The records that follow are to be given again exactly. Do not carry over any image.

(Records supplied)

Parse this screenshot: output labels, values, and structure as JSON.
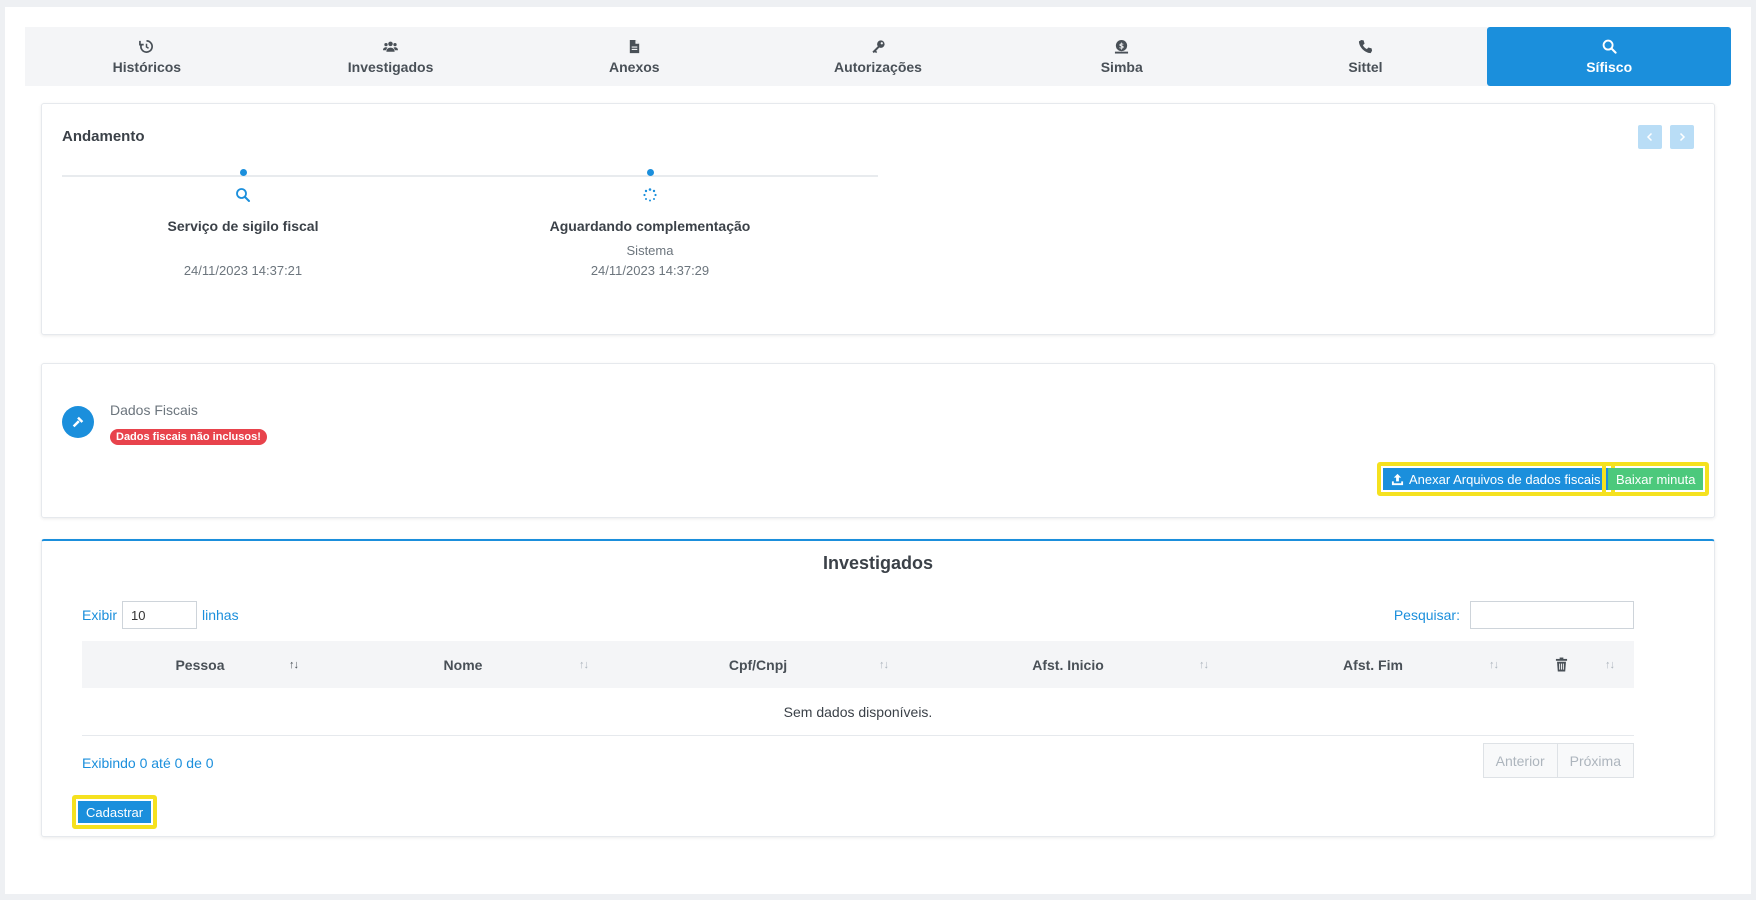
{
  "tabs": [
    {
      "label": "Históricos",
      "icon": "history-icon"
    },
    {
      "label": "Investigados",
      "icon": "users-icon"
    },
    {
      "label": "Anexos",
      "icon": "file-icon"
    },
    {
      "label": "Autorizações",
      "icon": "key-icon"
    },
    {
      "label": "Simba",
      "icon": "bank-icon"
    },
    {
      "label": "Sittel",
      "icon": "phone-icon"
    },
    {
      "label": "Sífisco",
      "icon": "search-icon",
      "active": true
    }
  ],
  "andamento": {
    "title": "Andamento",
    "steps": [
      {
        "title": "Serviço de sigilo fiscal",
        "sub": "",
        "date": "24/11/2023 14:37:21",
        "icon": "search-icon"
      },
      {
        "title": "Aguardando complementação",
        "sub": "Sistema",
        "date": "24/11/2023 14:37:29",
        "icon": "spinner-icon"
      }
    ]
  },
  "fiscais": {
    "label": "Dados Fiscais",
    "badge": "Dados fiscais não inclusos!",
    "attach_button": "Anexar Arquivos de dados fiscais",
    "download_button": "Baixar minuta"
  },
  "investigados": {
    "title": "Investigados",
    "show_label": "Exibir",
    "show_value": "10",
    "rows_label": "linhas",
    "search_label": "Pesquisar:",
    "columns": [
      "Pessoa",
      "Nome",
      "Cpf/Cnpj",
      "Afst. Inicio",
      "Afst. Fim"
    ],
    "empty_text": "Sem dados disponíveis.",
    "info": "Exibindo 0 até 0 de 0",
    "prev": "Anterior",
    "next": "Próxima",
    "register_button": "Cadastrar"
  },
  "colors": {
    "accent": "#1b8fdc",
    "danger": "#e8434c",
    "success": "#4cc97c",
    "highlight": "#f5e11f"
  }
}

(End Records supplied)

[Written solution]:
Parse this screenshot: output labels, values, and structure as JSON.
{
  "tabs": [
    {
      "label": "Históricos",
      "icon": "history-icon"
    },
    {
      "label": "Investigados",
      "icon": "users-icon"
    },
    {
      "label": "Anexos",
      "icon": "file-icon"
    },
    {
      "label": "Autorizações",
      "icon": "key-icon"
    },
    {
      "label": "Simba",
      "icon": "bank-icon"
    },
    {
      "label": "Sittel",
      "icon": "phone-icon"
    },
    {
      "label": "Sífisco",
      "icon": "search-icon",
      "active": true
    }
  ],
  "andamento": {
    "title": "Andamento",
    "steps": [
      {
        "title": "Serviço de sigilo fiscal",
        "sub": "",
        "date": "24/11/2023 14:37:21",
        "icon": "search-icon"
      },
      {
        "title": "Aguardando complementação",
        "sub": "Sistema",
        "date": "24/11/2023 14:37:29",
        "icon": "spinner-icon"
      }
    ]
  },
  "fiscais": {
    "label": "Dados Fiscais",
    "badge": "Dados fiscais não inclusos!",
    "attach_button": "Anexar Arquivos de dados fiscais",
    "download_button": "Baixar minuta"
  },
  "investigados": {
    "title": "Investigados",
    "show_label": "Exibir",
    "show_value": "10",
    "rows_label": "linhas",
    "search_label": "Pesquisar:",
    "columns": [
      "Pessoa",
      "Nome",
      "Cpf/Cnpj",
      "Afst. Inicio",
      "Afst. Fim"
    ],
    "empty_text": "Sem dados disponíveis.",
    "info": "Exibindo 0 até 0 de 0",
    "prev": "Anterior",
    "next": "Próxima",
    "register_button": "Cadastrar"
  },
  "colors": {
    "accent": "#1b8fdc",
    "danger": "#e8434c",
    "success": "#4cc97c",
    "highlight": "#f5e11f"
  }
}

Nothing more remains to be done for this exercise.